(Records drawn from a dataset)
:::::

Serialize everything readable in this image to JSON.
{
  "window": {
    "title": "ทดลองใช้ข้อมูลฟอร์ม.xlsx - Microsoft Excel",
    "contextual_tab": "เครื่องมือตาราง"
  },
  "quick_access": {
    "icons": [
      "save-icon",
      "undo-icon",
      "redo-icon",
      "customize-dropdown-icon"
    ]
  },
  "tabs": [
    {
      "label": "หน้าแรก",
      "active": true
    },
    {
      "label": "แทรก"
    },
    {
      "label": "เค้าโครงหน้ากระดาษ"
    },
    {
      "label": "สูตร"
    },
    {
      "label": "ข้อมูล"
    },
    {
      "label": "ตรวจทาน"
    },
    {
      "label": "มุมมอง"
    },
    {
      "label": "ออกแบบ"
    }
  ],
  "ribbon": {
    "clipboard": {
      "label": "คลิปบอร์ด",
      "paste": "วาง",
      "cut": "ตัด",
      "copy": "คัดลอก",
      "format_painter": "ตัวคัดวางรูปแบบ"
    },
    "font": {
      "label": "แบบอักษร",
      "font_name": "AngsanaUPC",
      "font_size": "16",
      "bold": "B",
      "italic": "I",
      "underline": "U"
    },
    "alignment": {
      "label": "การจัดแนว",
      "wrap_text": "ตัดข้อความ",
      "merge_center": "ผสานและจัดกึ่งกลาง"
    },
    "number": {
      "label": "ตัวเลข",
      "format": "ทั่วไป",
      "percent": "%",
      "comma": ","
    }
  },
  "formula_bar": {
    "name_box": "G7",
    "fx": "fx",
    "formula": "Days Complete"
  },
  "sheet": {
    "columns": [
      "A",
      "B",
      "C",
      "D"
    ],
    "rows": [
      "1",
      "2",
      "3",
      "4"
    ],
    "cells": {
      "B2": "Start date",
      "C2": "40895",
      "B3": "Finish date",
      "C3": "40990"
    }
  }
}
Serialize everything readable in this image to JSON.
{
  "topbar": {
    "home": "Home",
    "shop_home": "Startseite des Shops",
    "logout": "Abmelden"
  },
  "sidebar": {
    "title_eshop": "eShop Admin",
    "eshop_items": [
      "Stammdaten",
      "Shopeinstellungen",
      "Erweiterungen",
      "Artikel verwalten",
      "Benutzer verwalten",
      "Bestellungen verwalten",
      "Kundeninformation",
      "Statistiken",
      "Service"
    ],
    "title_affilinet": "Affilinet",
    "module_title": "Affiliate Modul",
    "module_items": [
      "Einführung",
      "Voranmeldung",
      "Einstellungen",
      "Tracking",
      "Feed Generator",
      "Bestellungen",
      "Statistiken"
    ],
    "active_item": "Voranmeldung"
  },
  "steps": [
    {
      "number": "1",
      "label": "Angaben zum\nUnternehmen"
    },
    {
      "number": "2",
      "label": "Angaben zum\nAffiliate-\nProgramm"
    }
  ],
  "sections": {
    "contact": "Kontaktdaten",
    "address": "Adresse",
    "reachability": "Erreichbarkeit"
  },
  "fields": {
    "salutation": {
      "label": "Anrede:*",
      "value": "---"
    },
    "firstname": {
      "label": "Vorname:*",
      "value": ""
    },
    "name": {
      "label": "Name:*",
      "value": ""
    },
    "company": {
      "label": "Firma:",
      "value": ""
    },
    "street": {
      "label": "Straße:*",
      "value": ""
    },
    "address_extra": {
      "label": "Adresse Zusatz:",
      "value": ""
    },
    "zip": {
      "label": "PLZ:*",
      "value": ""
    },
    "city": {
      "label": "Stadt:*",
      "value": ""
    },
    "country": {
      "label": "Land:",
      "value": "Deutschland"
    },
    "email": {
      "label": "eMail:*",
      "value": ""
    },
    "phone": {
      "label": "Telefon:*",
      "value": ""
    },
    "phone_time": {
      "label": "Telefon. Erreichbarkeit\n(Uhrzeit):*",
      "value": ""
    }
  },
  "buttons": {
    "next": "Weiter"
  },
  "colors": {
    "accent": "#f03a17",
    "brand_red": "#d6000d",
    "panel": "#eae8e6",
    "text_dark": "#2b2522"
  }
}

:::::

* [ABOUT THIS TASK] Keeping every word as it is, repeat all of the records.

* [ANSWER TO THIS PROBLEM]
Serialize everything readable in this image to JSON.
{
  "window": {
    "title": "ทดลองใช้ข้อมูลฟอร์ม.xlsx - Microsoft Excel",
    "contextual_tab": "เครื่องมือตาราง"
  },
  "quick_access": {
    "icons": [
      "save-icon",
      "undo-icon",
      "redo-icon",
      "customize-dropdown-icon"
    ]
  },
  "tabs": [
    {
      "label": "หน้าแรก",
      "active": true
    },
    {
      "label": "แทรก"
    },
    {
      "label": "เค้าโครงหน้ากระดาษ"
    },
    {
      "label": "สูตร"
    },
    {
      "label": "ข้อมูล"
    },
    {
      "label": "ตรวจทาน"
    },
    {
      "label": "มุมมอง"
    },
    {
      "label": "ออกแบบ"
    }
  ],
  "ribbon": {
    "clipboard": {
      "label": "คลิปบอร์ด",
      "paste": "วาง",
      "cut": "ตัด",
      "copy": "คัดลอก",
      "format_painter": "ตัวคัดวางรูปแบบ"
    },
    "font": {
      "label": "แบบอักษร",
      "font_name": "AngsanaUPC",
      "font_size": "16",
      "bold": "B",
      "italic": "I",
      "underline": "U"
    },
    "alignment": {
      "label": "การจัดแนว",
      "wrap_text": "ตัดข้อความ",
      "merge_center": "ผสานและจัดกึ่งกลาง"
    },
    "number": {
      "label": "ตัวเลข",
      "format": "ทั่วไป",
      "percent": "%",
      "comma": ","
    }
  },
  "formula_bar": {
    "name_box": "G7",
    "fx": "fx",
    "formula": "Days Complete"
  },
  "sheet": {
    "columns": [
      "A",
      "B",
      "C",
      "D"
    ],
    "rows": [
      "1",
      "2",
      "3",
      "4"
    ],
    "cells": {
      "B2": "Start date",
      "C2": "40895",
      "B3": "Finish date",
      "C3": "40990"
    }
  }
}
Serialize everything readable in this image to JSON.
{
  "topbar": {
    "home": "Home",
    "shop_home": "Startseite des Shops",
    "logout": "Abmelden"
  },
  "sidebar": {
    "title_eshop": "eShop Admin",
    "eshop_items": [
      "Stammdaten",
      "Shopeinstellungen",
      "Erweiterungen",
      "Artikel verwalten",
      "Benutzer verwalten",
      "Bestellungen verwalten",
      "Kundeninformation",
      "Statistiken",
      "Service"
    ],
    "title_affilinet": "Affilinet",
    "module_title": "Affiliate Modul",
    "module_items": [
      "Einführung",
      "Voranmeldung",
      "Einstellungen",
      "Tracking",
      "Feed Generator",
      "Bestellungen",
      "Statistiken"
    ],
    "active_item": "Voranmeldung"
  },
  "steps": [
    {
      "number": "1",
      "label": "Angaben zum\nUnternehmen"
    },
    {
      "number": "2",
      "label": "Angaben zum\nAffiliate-\nProgramm"
    }
  ],
  "sections": {
    "contact": "Kontaktdaten",
    "address": "Adresse",
    "reachability": "Erreichbarkeit"
  },
  "fields": {
    "salutation": {
      "label": "Anrede:*",
      "value": "---"
    },
    "firstname": {
      "label": "Vorname:*",
      "value": ""
    },
    "name": {
      "label": "Name:*",
      "value": ""
    },
    "company": {
      "label": "Firma:",
      "value": ""
    },
    "street": {
      "label": "Straße:*",
      "value": ""
    },
    "address_extra": {
      "label": "Adresse Zusatz:",
      "value": ""
    },
    "zip": {
      "label": "PLZ:*",
      "value": ""
    },
    "city": {
      "label": "Stadt:*",
      "value": ""
    },
    "country": {
      "label": "Land:",
      "value": "Deutschland"
    },
    "email": {
      "label": "eMail:*",
      "value": ""
    },
    "phone": {
      "label": "Telefon:*",
      "value": ""
    },
    "phone_time": {
      "label": "Telefon. Erreichbarkeit\n(Uhrzeit):*",
      "value": ""
    }
  },
  "buttons": {
    "next": "Weiter"
  },
  "colors": {
    "accent": "#f03a17",
    "brand_red": "#d6000d",
    "panel": "#eae8e6",
    "text_dark": "#2b2522"
  }
}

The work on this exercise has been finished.